Once the pictures are set aside, copy the records below exactly as they stand.

(SOURCE DATA):
--- START ---
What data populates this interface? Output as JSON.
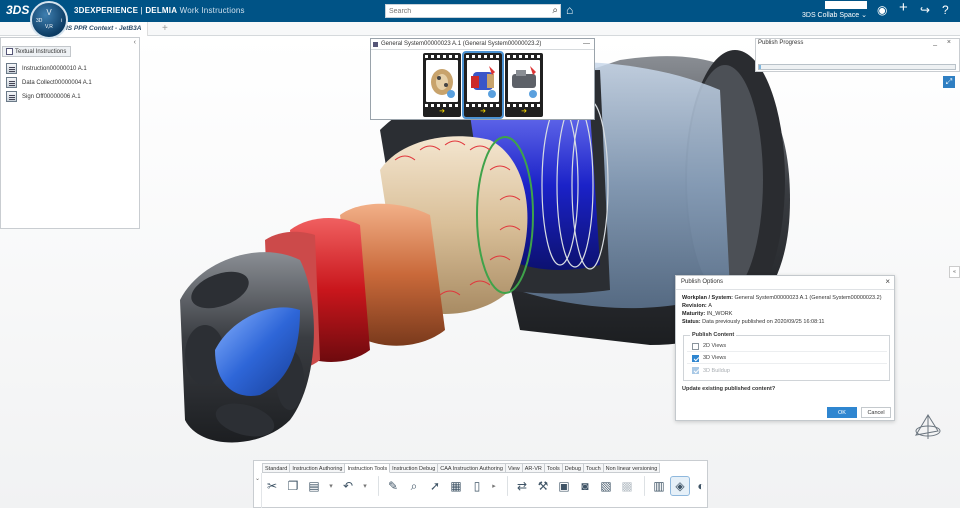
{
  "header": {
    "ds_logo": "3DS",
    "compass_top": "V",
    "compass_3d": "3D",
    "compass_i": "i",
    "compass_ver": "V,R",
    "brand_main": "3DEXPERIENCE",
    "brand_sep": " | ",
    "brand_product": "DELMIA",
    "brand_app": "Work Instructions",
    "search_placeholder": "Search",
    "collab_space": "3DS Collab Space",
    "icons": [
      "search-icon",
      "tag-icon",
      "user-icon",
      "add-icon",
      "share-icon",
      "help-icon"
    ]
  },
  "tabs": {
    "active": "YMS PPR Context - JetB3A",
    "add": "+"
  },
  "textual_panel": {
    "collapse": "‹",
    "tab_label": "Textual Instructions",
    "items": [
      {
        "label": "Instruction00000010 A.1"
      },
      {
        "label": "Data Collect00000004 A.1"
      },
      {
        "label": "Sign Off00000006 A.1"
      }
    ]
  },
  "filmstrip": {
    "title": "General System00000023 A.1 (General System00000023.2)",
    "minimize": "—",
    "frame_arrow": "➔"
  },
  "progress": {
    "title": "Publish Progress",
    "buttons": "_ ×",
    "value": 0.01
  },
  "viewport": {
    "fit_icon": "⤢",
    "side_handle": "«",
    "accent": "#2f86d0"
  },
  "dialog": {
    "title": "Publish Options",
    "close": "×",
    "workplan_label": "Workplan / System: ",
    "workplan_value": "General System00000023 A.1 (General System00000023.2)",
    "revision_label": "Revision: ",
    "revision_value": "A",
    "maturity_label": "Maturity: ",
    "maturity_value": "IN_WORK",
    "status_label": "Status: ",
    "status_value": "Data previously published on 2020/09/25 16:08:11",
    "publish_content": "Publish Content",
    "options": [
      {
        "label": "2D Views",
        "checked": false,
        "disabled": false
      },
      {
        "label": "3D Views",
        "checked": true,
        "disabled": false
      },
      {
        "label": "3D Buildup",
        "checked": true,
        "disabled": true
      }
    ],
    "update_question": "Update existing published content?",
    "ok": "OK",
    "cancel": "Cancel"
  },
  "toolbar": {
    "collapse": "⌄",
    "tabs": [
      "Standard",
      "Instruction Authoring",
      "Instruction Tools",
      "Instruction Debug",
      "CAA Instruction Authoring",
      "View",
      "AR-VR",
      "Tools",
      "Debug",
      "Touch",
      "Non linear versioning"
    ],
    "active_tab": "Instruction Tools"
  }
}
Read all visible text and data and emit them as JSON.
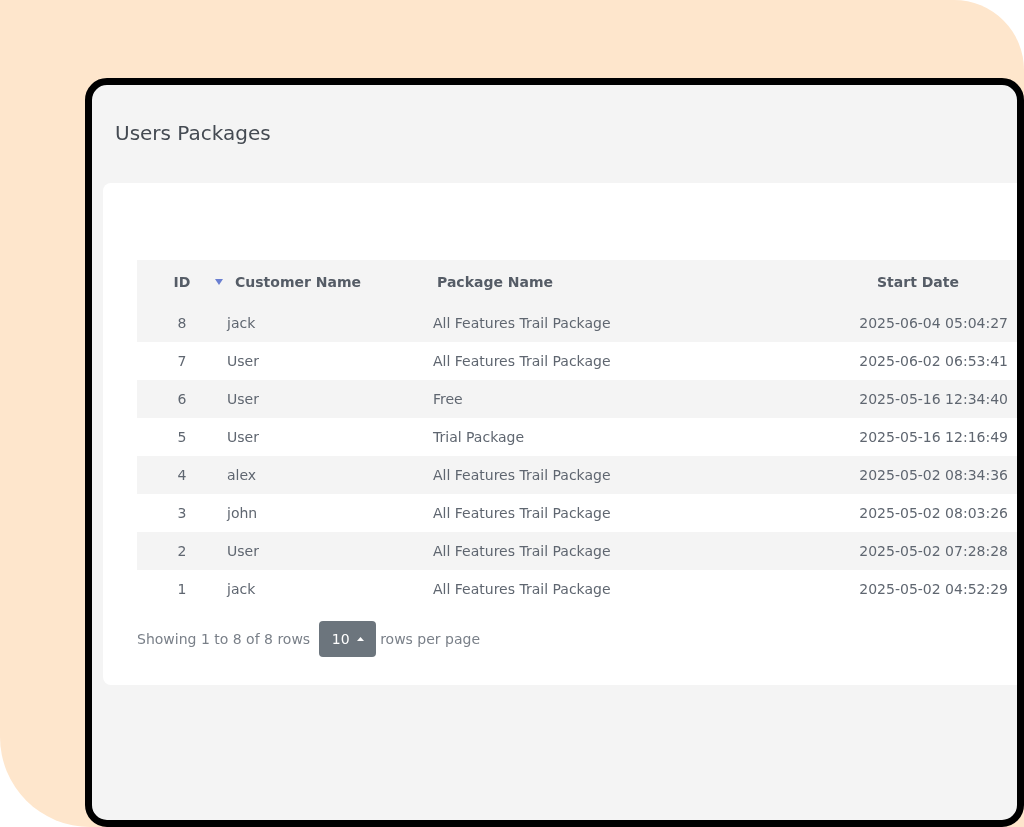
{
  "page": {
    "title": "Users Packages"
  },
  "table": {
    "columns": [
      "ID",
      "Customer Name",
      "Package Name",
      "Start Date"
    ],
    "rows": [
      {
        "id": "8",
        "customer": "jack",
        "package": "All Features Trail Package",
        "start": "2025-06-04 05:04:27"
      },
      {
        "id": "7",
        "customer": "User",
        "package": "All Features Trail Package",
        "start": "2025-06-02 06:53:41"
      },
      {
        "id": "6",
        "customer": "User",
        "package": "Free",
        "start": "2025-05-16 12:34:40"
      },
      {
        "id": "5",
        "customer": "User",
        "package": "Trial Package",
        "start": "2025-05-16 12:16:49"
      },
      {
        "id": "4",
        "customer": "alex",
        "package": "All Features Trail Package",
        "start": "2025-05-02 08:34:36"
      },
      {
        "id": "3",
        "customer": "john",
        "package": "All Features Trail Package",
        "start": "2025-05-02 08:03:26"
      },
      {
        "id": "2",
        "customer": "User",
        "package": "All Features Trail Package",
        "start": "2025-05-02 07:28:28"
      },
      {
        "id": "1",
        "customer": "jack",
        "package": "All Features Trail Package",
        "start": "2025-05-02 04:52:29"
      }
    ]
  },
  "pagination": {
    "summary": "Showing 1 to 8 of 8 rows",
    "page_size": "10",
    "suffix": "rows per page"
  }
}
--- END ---
(EXERCISE ANSWER):
What data populates this interface? Output as JSON.
{
  "header": {
    "ds_logo": "3DS",
    "compass_top": "V",
    "compass_3d": "3D",
    "compass_i": "i",
    "compass_ver": "V,R",
    "brand_main": "3DEXPERIENCE",
    "brand_sep": " | ",
    "brand_product": "DELMIA",
    "brand_app": "Work Instructions",
    "search_placeholder": "Search",
    "collab_space": "3DS Collab Space",
    "icons": [
      "search-icon",
      "tag-icon",
      "user-icon",
      "add-icon",
      "share-icon",
      "help-icon"
    ]
  },
  "tabs": {
    "active": "YMS PPR Context - JetB3A",
    "add": "+"
  },
  "textual_panel": {
    "collapse": "‹",
    "tab_label": "Textual Instructions",
    "items": [
      {
        "label": "Instruction00000010 A.1"
      },
      {
        "label": "Data Collect00000004 A.1"
      },
      {
        "label": "Sign Off00000006 A.1"
      }
    ]
  },
  "filmstrip": {
    "title": "General System00000023 A.1 (General System00000023.2)",
    "minimize": "—",
    "frame_arrow": "➔"
  },
  "progress": {
    "title": "Publish Progress",
    "buttons": "_ ×",
    "value": 0.01
  },
  "viewport": {
    "fit_icon": "⤢",
    "side_handle": "«",
    "accent": "#2f86d0"
  },
  "dialog": {
    "title": "Publish Options",
    "close": "×",
    "workplan_label": "Workplan / System: ",
    "workplan_value": "General System00000023 A.1 (General System00000023.2)",
    "revision_label": "Revision: ",
    "revision_value": "A",
    "maturity_label": "Maturity: ",
    "maturity_value": "IN_WORK",
    "status_label": "Status: ",
    "status_value": "Data previously published on 2020/09/25 16:08:11",
    "publish_content": "Publish Content",
    "options": [
      {
        "label": "2D Views",
        "checked": false,
        "disabled": false
      },
      {
        "label": "3D Views",
        "checked": true,
        "disabled": false
      },
      {
        "label": "3D Buildup",
        "checked": true,
        "disabled": true
      }
    ],
    "update_question": "Update existing published content?",
    "ok": "OK",
    "cancel": "Cancel"
  },
  "toolbar": {
    "collapse": "⌄",
    "tabs": [
      "Standard",
      "Instruction Authoring",
      "Instruction Tools",
      "Instruction Debug",
      "CAA Instruction Authoring",
      "View",
      "AR-VR",
      "Tools",
      "Debug",
      "Touch",
      "Non linear versioning"
    ],
    "active_tab": "Instruction Tools"
  }
}
Read all visible text and data and emit them as JSON.
{
  "page": {
    "title": "Users Packages"
  },
  "table": {
    "columns": [
      "ID",
      "Customer Name",
      "Package Name",
      "Start Date"
    ],
    "rows": [
      {
        "id": "8",
        "customer": "jack",
        "package": "All Features Trail Package",
        "start": "2025-06-04 05:04:27"
      },
      {
        "id": "7",
        "customer": "User",
        "package": "All Features Trail Package",
        "start": "2025-06-02 06:53:41"
      },
      {
        "id": "6",
        "customer": "User",
        "package": "Free",
        "start": "2025-05-16 12:34:40"
      },
      {
        "id": "5",
        "customer": "User",
        "package": "Trial Package",
        "start": "2025-05-16 12:16:49"
      },
      {
        "id": "4",
        "customer": "alex",
        "package": "All Features Trail Package",
        "start": "2025-05-02 08:34:36"
      },
      {
        "id": "3",
        "customer": "john",
        "package": "All Features Trail Package",
        "start": "2025-05-02 08:03:26"
      },
      {
        "id": "2",
        "customer": "User",
        "package": "All Features Trail Package",
        "start": "2025-05-02 07:28:28"
      },
      {
        "id": "1",
        "customer": "jack",
        "package": "All Features Trail Package",
        "start": "2025-05-02 04:52:29"
      }
    ]
  },
  "pagination": {
    "summary": "Showing 1 to 8 of 8 rows",
    "page_size": "10",
    "suffix": "rows per page"
  }
}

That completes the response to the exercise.